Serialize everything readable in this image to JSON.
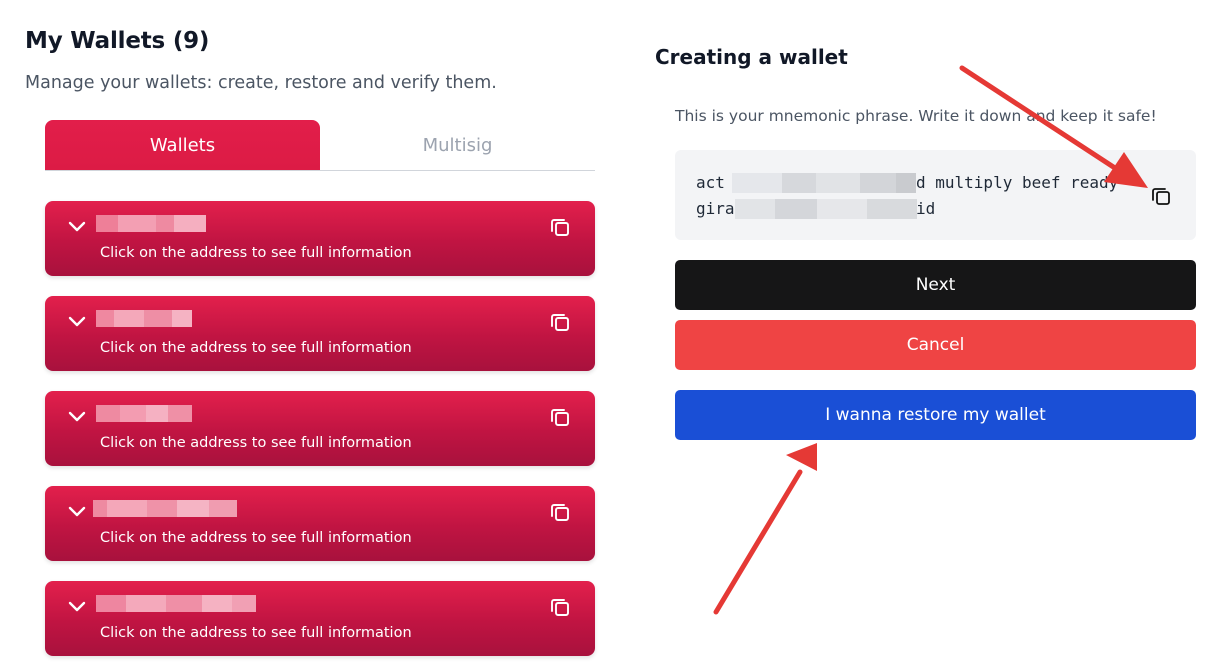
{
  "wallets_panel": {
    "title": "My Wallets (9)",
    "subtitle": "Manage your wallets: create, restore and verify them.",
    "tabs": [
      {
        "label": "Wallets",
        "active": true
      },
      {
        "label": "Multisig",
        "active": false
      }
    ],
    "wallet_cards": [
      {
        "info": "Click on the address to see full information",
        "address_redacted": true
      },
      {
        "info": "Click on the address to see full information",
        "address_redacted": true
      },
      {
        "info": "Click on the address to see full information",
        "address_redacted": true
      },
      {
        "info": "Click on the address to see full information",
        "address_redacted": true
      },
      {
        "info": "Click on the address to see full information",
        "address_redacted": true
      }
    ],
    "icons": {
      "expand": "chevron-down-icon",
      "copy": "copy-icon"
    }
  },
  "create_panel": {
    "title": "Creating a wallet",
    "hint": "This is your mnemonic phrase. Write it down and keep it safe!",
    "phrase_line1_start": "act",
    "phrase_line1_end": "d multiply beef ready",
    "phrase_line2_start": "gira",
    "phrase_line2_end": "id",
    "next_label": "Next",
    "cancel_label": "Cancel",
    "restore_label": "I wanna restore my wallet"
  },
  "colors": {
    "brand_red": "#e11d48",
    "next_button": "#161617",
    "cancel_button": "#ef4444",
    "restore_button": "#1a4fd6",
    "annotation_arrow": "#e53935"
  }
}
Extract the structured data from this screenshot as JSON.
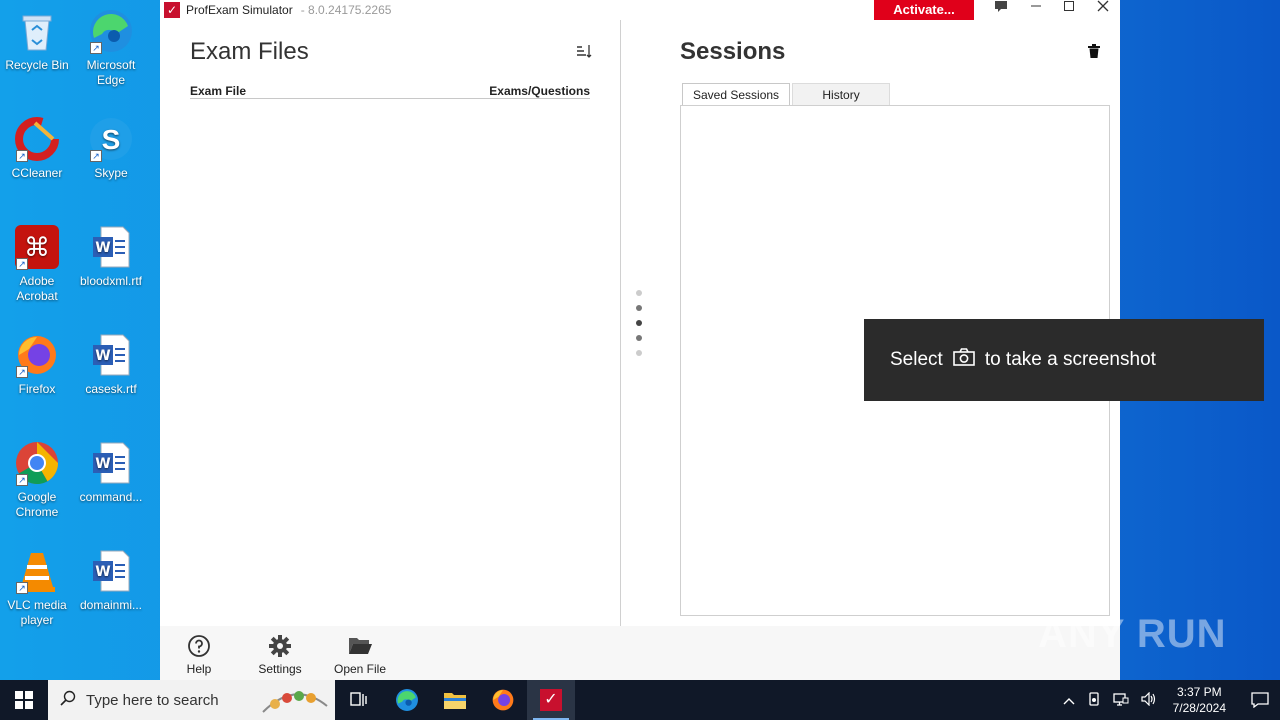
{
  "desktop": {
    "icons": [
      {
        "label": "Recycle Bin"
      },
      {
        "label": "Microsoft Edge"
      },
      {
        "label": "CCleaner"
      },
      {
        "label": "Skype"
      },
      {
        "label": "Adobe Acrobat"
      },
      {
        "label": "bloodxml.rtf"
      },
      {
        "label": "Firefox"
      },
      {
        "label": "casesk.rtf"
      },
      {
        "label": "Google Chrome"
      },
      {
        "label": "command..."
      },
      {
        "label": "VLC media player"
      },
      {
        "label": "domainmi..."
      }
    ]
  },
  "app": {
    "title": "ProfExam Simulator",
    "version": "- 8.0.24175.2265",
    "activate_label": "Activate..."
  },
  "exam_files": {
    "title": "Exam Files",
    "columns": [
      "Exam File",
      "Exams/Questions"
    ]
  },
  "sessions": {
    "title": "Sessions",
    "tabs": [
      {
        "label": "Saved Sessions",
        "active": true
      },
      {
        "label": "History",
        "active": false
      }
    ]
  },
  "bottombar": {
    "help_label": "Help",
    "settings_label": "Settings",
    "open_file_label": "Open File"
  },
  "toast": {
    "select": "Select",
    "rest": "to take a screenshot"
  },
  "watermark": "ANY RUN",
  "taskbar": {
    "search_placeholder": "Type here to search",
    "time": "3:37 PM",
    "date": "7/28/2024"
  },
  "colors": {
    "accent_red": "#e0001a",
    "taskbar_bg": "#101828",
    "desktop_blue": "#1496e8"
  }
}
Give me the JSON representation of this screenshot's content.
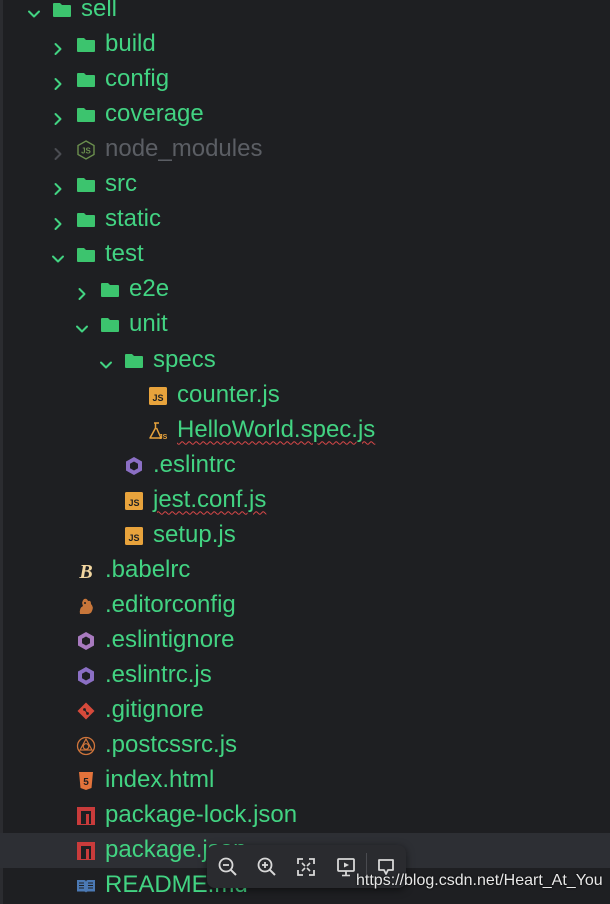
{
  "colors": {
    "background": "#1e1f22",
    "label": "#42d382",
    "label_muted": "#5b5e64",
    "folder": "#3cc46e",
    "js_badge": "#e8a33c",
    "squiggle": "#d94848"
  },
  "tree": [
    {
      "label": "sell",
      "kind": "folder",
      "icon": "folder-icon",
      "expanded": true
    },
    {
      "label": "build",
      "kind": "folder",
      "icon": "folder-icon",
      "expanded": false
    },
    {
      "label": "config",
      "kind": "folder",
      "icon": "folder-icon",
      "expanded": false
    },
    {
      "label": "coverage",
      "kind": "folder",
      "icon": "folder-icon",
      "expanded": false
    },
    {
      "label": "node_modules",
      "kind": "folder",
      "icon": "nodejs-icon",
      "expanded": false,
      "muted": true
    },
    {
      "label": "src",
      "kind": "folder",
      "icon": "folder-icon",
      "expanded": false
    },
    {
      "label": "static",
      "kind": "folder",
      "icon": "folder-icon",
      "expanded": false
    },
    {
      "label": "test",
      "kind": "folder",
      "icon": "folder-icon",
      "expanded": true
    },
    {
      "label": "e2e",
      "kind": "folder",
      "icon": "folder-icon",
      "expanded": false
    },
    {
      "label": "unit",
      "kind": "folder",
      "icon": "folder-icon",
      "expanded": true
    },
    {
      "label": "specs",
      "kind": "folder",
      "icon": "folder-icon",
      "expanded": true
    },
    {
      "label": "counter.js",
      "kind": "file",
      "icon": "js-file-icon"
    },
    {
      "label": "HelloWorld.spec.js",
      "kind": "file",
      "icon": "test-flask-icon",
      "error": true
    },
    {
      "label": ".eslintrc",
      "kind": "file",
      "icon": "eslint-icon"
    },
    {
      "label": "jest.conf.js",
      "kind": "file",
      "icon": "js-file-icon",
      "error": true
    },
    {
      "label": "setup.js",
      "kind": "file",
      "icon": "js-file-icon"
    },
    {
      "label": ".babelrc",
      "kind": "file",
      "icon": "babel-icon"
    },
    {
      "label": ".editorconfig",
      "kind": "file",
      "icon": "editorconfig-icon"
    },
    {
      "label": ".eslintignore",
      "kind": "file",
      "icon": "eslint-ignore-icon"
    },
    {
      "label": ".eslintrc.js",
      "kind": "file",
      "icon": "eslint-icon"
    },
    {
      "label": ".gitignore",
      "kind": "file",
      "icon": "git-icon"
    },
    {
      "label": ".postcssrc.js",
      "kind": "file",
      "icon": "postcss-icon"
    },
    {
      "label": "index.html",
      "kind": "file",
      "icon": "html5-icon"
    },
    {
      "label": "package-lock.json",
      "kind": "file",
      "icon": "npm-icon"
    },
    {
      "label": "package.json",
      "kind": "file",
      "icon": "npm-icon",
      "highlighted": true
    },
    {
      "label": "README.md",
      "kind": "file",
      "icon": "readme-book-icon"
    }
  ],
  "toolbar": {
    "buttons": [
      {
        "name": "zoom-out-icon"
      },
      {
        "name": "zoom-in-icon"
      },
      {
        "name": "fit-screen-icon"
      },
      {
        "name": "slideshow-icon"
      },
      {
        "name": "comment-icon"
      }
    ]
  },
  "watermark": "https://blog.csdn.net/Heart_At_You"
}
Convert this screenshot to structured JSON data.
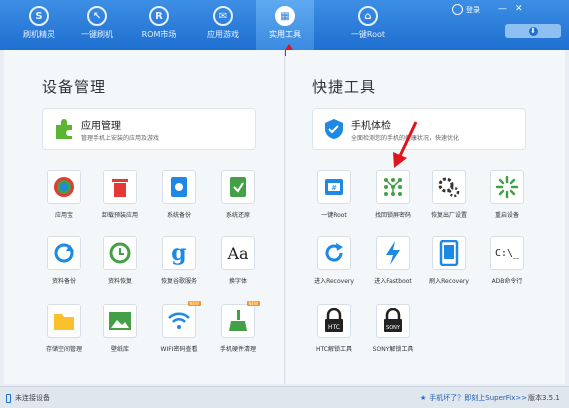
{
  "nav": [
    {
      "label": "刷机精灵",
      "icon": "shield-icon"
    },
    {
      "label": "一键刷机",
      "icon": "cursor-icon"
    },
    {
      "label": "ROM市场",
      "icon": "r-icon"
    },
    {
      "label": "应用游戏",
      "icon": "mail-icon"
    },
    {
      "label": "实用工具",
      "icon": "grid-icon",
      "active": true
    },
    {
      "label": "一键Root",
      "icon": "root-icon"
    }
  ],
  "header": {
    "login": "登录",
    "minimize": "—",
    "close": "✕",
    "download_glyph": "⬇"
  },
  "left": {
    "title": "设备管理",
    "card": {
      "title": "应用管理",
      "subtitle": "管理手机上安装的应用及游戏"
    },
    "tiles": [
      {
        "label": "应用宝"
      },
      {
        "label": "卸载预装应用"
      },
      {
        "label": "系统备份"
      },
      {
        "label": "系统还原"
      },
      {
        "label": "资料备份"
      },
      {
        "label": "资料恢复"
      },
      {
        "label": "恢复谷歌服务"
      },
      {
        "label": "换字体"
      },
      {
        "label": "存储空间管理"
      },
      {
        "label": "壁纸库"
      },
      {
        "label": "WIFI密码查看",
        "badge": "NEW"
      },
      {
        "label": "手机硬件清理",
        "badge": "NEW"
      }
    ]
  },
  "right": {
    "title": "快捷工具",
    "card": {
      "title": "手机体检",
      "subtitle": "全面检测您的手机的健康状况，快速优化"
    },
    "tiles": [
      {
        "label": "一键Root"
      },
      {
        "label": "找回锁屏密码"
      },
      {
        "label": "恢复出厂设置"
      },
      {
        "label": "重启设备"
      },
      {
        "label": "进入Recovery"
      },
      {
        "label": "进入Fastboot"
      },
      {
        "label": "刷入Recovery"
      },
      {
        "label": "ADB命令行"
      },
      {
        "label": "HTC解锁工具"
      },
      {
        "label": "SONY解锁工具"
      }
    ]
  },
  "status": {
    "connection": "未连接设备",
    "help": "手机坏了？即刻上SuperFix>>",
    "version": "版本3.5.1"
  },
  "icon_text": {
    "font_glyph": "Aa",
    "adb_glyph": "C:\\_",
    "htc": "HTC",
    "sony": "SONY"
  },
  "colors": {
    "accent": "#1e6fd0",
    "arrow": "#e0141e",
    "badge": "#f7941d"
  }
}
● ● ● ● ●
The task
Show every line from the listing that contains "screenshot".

Answer section
Extract the structured data from this screenshot as JSON.
    "rest": "to take a screenshot"
Give me the JSON representation of this screenshot's content.
Convert this screenshot to structured JSON data.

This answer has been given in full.